- Work item
Search the entries below for the word "icon" and copy each line that has it.

- - - -

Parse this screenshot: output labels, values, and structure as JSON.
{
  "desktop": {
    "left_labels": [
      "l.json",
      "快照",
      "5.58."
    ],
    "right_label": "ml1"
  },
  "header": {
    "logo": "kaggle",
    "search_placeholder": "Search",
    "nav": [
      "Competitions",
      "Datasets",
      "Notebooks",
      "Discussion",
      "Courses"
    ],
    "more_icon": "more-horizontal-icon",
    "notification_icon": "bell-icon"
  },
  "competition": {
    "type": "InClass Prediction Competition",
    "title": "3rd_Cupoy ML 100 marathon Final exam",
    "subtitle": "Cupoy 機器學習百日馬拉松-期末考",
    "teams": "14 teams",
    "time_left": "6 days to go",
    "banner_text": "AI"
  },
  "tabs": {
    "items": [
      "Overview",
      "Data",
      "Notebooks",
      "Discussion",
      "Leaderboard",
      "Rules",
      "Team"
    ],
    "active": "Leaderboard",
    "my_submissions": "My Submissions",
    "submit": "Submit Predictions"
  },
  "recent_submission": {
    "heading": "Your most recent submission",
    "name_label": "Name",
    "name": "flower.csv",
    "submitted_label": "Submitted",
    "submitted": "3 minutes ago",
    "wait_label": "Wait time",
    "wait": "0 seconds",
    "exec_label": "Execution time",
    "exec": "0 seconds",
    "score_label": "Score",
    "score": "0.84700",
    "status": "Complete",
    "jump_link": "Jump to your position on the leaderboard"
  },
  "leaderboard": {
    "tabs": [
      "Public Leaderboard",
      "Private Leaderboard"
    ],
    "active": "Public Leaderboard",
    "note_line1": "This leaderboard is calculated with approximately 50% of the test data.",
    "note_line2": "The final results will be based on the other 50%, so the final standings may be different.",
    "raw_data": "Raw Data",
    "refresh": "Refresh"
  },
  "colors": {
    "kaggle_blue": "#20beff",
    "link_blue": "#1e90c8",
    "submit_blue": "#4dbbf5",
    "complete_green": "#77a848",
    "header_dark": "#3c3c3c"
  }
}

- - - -

- Response for this exercise
    "more_icon": "more-horizontal-icon",
    "notification_icon": "bell-icon"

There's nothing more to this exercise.